WHAT IS BEING ASKED ::
Each entry is to be given again exactly; drop the images.

DATA LISTING ::

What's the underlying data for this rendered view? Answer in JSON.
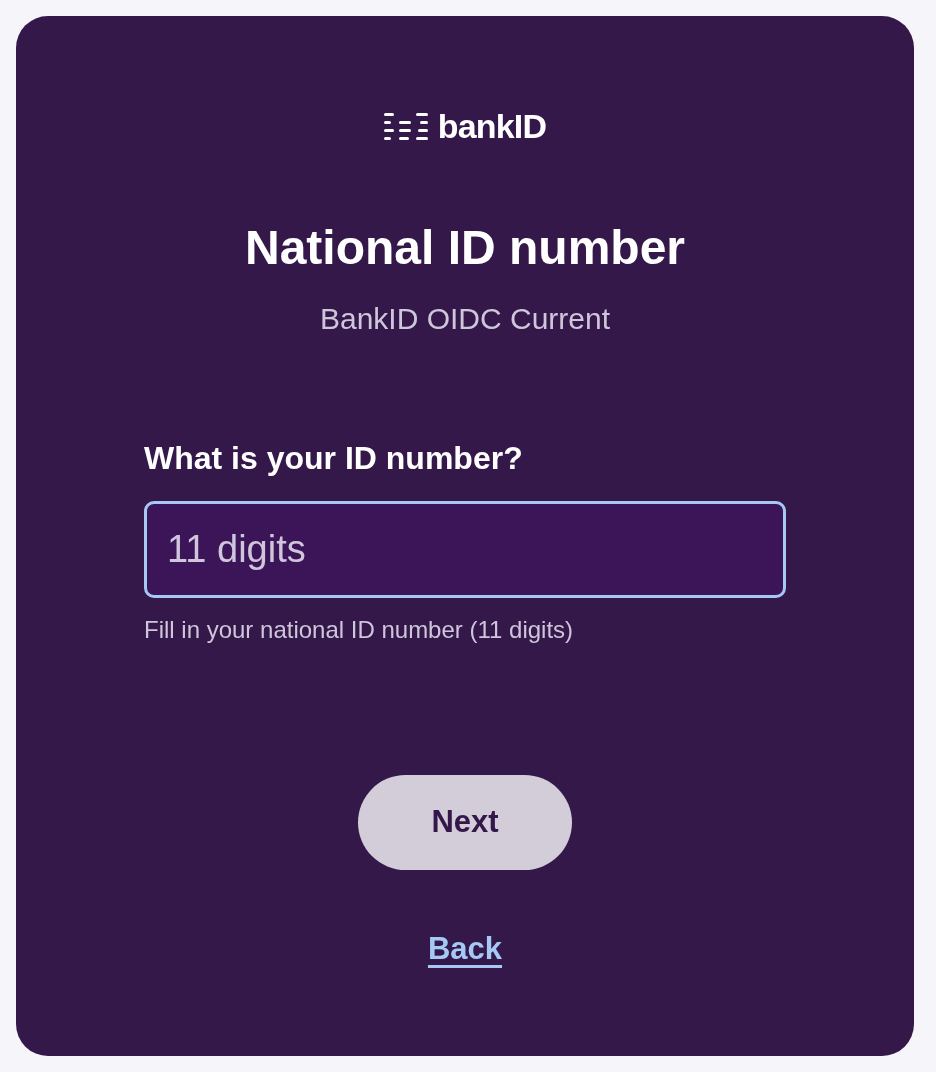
{
  "logo": {
    "text": "bankID"
  },
  "title": "National ID number",
  "subtitle": "BankID OIDC Current",
  "field": {
    "label": "What is your ID number?",
    "placeholder": "11 digits",
    "focused": true,
    "help": "Fill in your national ID number (11 digits)"
  },
  "primary_button": {
    "label": "Next"
  },
  "back_link": {
    "label": "Back"
  }
}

RESPONSE BOX ::
What's the underlying data for this rendered view? Answer in JSON.
{
  "logo": {
    "text": "bankID"
  },
  "title": "National ID number",
  "subtitle": "BankID OIDC Current",
  "field": {
    "label": "What is your ID number?",
    "placeholder": "11 digits",
    "focused": true,
    "help": "Fill in your national ID number (11 digits)"
  },
  "primary_button": {
    "label": "Next"
  },
  "back_link": {
    "label": "Back"
  }
}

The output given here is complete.